◆ About this exercise
A complete answer lists every line of the entries below where the string "Tank" appears.
--- Input for this task ---
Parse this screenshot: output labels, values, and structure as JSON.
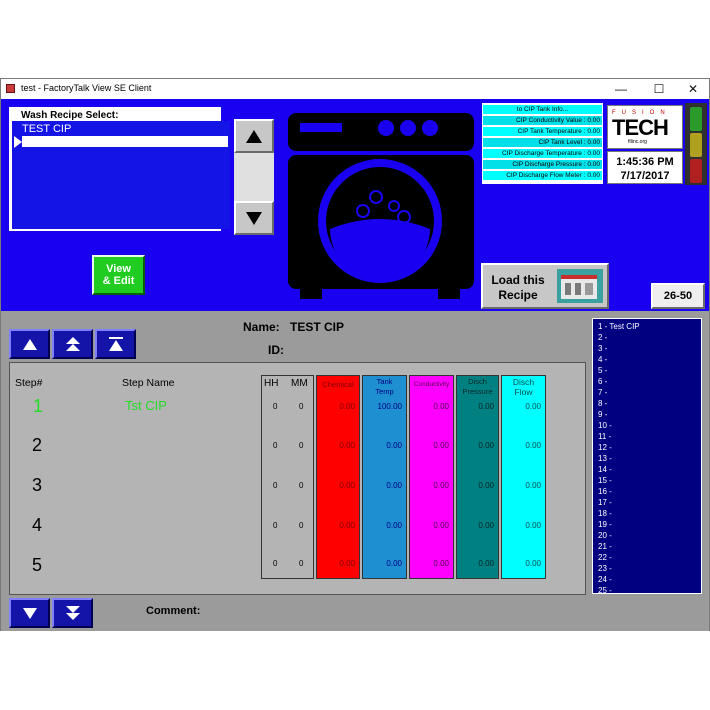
{
  "window": {
    "title": "test - FactoryTalk View SE Client",
    "minimize": "—",
    "maximize": "☐",
    "close": "✕"
  },
  "recipe_select": {
    "label": "Wash Recipe Select:",
    "selected": "TEST CIP"
  },
  "view_edit": {
    "line1": "View",
    "line2": "& Edit"
  },
  "info": {
    "header": "to CIP Tank Info...",
    "rows": [
      "CIP Conductivity Value : 0.00",
      "CIP Tank Temperature : 0.00",
      "CIP Tank Level : 0.00",
      "CIP Discharge Temperature : 0.00",
      "CIP Discharge Pressure : 0.00",
      "CIP Discharge Flow Meter : 0.00"
    ]
  },
  "logo": {
    "line1": "FUSION",
    "line2": "TECH",
    "line3": "ftlinc.org"
  },
  "clock": {
    "time": "1:45:36 PM",
    "date": "7/17/2017"
  },
  "load_recipe": {
    "line1": "Load this",
    "line2": "Recipe"
  },
  "page_button": {
    "label": "26-50"
  },
  "recipe_header": {
    "name_label": "Name:",
    "name_value": "TEST CIP",
    "id_label": "ID:"
  },
  "columns": {
    "step": "Step#",
    "step_name": "Step Name",
    "hh": "HH",
    "mm": "MM",
    "data": [
      {
        "label": "Chemical",
        "color": "#ff0000",
        "text_color": "#800000"
      },
      {
        "label": "Tank\nTemp",
        "color": "#1e90d2",
        "text_color": "#000080"
      },
      {
        "label": "Conductivity",
        "color": "#ff00ff",
        "text_color": "#500050"
      },
      {
        "label": "Disch\nPressure",
        "color": "#008080",
        "text_color": "#002828"
      },
      {
        "label": "Disch\nFlow",
        "color": "#00ffff",
        "text_color": "#005050"
      }
    ]
  },
  "steps": [
    {
      "num": "1",
      "name": "Tst CIP",
      "hh": "0",
      "mm": "0",
      "values": [
        "0.00",
        "100.00",
        "0.00",
        "0.00",
        "0.00"
      ]
    },
    {
      "num": "2",
      "name": "",
      "hh": "0",
      "mm": "0",
      "values": [
        "0.00",
        "0.00",
        "0.00",
        "0.00",
        "0.00"
      ]
    },
    {
      "num": "3",
      "name": "",
      "hh": "0",
      "mm": "0",
      "values": [
        "0.00",
        "0.00",
        "0.00",
        "0.00",
        "0.00"
      ]
    },
    {
      "num": "4",
      "name": "",
      "hh": "0",
      "mm": "0",
      "values": [
        "0.00",
        "0.00",
        "0.00",
        "0.00",
        "0.00"
      ]
    },
    {
      "num": "5",
      "name": "",
      "hh": "0",
      "mm": "0",
      "values": [
        "0.00",
        "0.00",
        "0.00",
        "0.00",
        "0.00"
      ]
    }
  ],
  "comment": {
    "label": "Comment:"
  },
  "step_index": [
    "1 - Test CIP",
    "2 -",
    "3 -",
    "4 -",
    "5 -",
    "6 -",
    "7 -",
    "8 -",
    "9 -",
    "10 -",
    "11 -",
    "12 -",
    "13 -",
    "14 -",
    "15 -",
    "16 -",
    "17 -",
    "18 -",
    "19 -",
    "20 -",
    "21 -",
    "22 -",
    "23 -",
    "24 -",
    "25 -"
  ],
  "colors": {
    "screen_blue": "#1a00f0",
    "panel_gray": "#9b9b9b",
    "step1_green": "#22dd22"
  }
}
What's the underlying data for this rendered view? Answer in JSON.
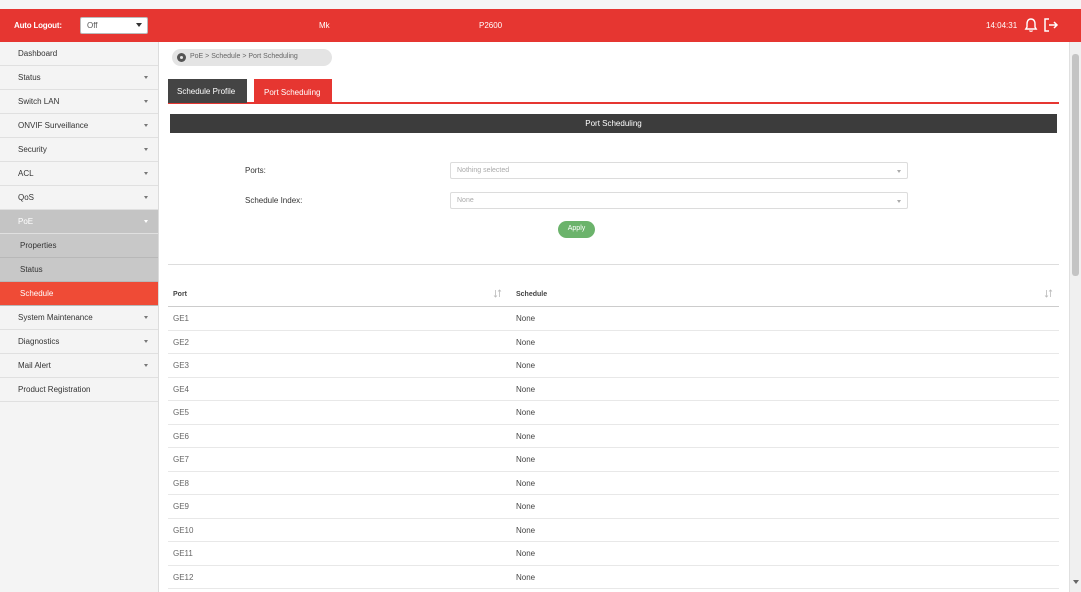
{
  "header": {
    "auto_logout_label": "Auto Logout:",
    "auto_logout_value": "Off",
    "host": "Mk",
    "model": "P2600",
    "time": "14:04:31",
    "bell_icon": "bell-icon",
    "logout_icon": "logout-icon",
    "bar_color": "#e63631"
  },
  "sidebar": {
    "items": [
      {
        "label": "Dashboard"
      },
      {
        "label": "Status"
      },
      {
        "label": "Switch LAN"
      },
      {
        "label": "ONVIF Surveillance"
      },
      {
        "label": "Security"
      },
      {
        "label": "ACL"
      },
      {
        "label": "QoS"
      },
      {
        "label": "PoE"
      },
      {
        "label": "Properties"
      },
      {
        "label": "Status"
      },
      {
        "label": "Schedule"
      },
      {
        "label": "System Maintenance"
      },
      {
        "label": "Diagnostics"
      },
      {
        "label": "Mail Alert"
      },
      {
        "label": "Product Registration"
      }
    ],
    "selected_color": "#ef4b36"
  },
  "breadcrumb": {
    "text": "PoE > Schedule  > Port Scheduling",
    "icon": "location-icon"
  },
  "tabs": [
    {
      "label": "Schedule Profile"
    },
    {
      "label": "Port Scheduling"
    }
  ],
  "section": {
    "title": "Port Scheduling"
  },
  "form": {
    "ports_label": "Ports:",
    "ports_placeholder": "Nothing selected",
    "schedule_index_label": "Schedule Index:",
    "schedule_index_value": "None",
    "apply_label": "Apply",
    "apply_color": "#6bb36b"
  },
  "table": {
    "headers": {
      "port": "Port",
      "schedule": "Schedule"
    },
    "rows": [
      {
        "port": "GE1",
        "schedule": "None"
      },
      {
        "port": "GE2",
        "schedule": "None"
      },
      {
        "port": "GE3",
        "schedule": "None"
      },
      {
        "port": "GE4",
        "schedule": "None"
      },
      {
        "port": "GE5",
        "schedule": "None"
      },
      {
        "port": "GE6",
        "schedule": "None"
      },
      {
        "port": "GE7",
        "schedule": "None"
      },
      {
        "port": "GE8",
        "schedule": "None"
      },
      {
        "port": "GE9",
        "schedule": "None"
      },
      {
        "port": "GE10",
        "schedule": "None"
      },
      {
        "port": "GE11",
        "schedule": "None"
      },
      {
        "port": "GE12",
        "schedule": "None"
      }
    ]
  }
}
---
◆ Written response
    "header": "to CIP Tank Info...",
      "CIP Tank Temperature : 0.00",
      "CIP Tank Level : 0.00",
        "label": "Tank\nTemp",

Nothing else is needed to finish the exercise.